While deforestation is considered a critical factor in global warming since it causes the release of carbon, scientists say that in northern latitudes tree loss may actually have a net cooling effect.
In an analysis of temperature data collected from Florida to Manitoba, researchers from 20 institutions found that in the boreal region — north of 45 degrees latitude — the surface temperatures in open grassy areas were cooler than in adjacent forests because the snow reflected the sun’s rays back into space.
In those areas, researchers say, the darker forests absorbed the sun’s heat. “The cooling effect is linear with latitude, so the farther north you go, the cooler you get with deforestation,” said Xuhui Lee, a professor of meteorology at the Yale School of Forestry & Environmental Studies and the lead investigator of the study, published in the journal Nature.

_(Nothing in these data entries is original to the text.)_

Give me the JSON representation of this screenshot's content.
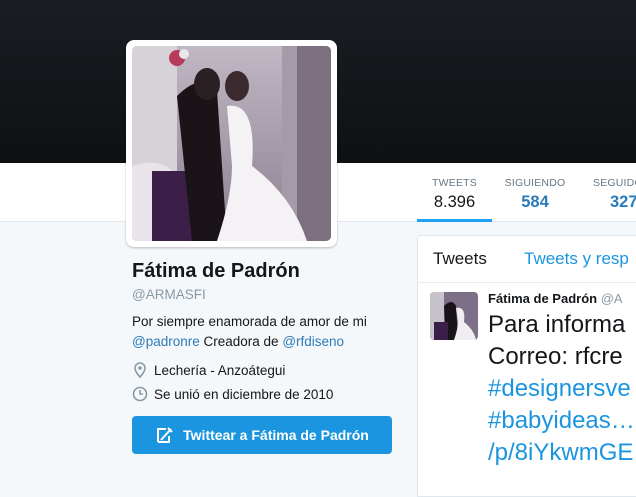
{
  "profile": {
    "name": "Fátima de Padrón",
    "handle": "@ARMASFI",
    "bio_text": "Por siempre enamorada de amor de mi",
    "bio_mention1": "@padronre",
    "bio_middle": " Creadora de ",
    "bio_mention2": "@rfdiseno",
    "location": "Lechería - Anzoátegui",
    "joined": "Se unió en diciembre de 2010",
    "tweet_button": "Twittear a Fátima de Padrón"
  },
  "stats": [
    {
      "label": "TWEETS",
      "value": "8.396"
    },
    {
      "label": "SIGUIENDO",
      "value": "584"
    },
    {
      "label": "SEGUIDO",
      "value": "327"
    }
  ],
  "timeline": {
    "tabs": [
      "Tweets",
      "Tweets y resp"
    ],
    "tweet": {
      "author": "Fátima de Padrón",
      "handle": "@A",
      "line1": "Para informa",
      "line2": "Correo: rfcre",
      "line3": "#designersve",
      "line4": "#babyideas…",
      "line5": "/p/8iYkwmGE"
    }
  },
  "icons": {
    "location": "map-pin-icon",
    "joined": "calendar-icon",
    "tweet": "compose-icon"
  },
  "colors": {
    "accent": "#1b95e0",
    "link": "#2b7bb9",
    "header": "#14171a"
  }
}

For instance, in regions north of Minnesota (45 degrees latitude) temperatures in deforested areas decreased by an average of 1.5 degrees F, while in areas south of North Carolina (35 degrees latitude), deforestation appeared to cause warming.
Article appearing courtesy Yale Environment 360.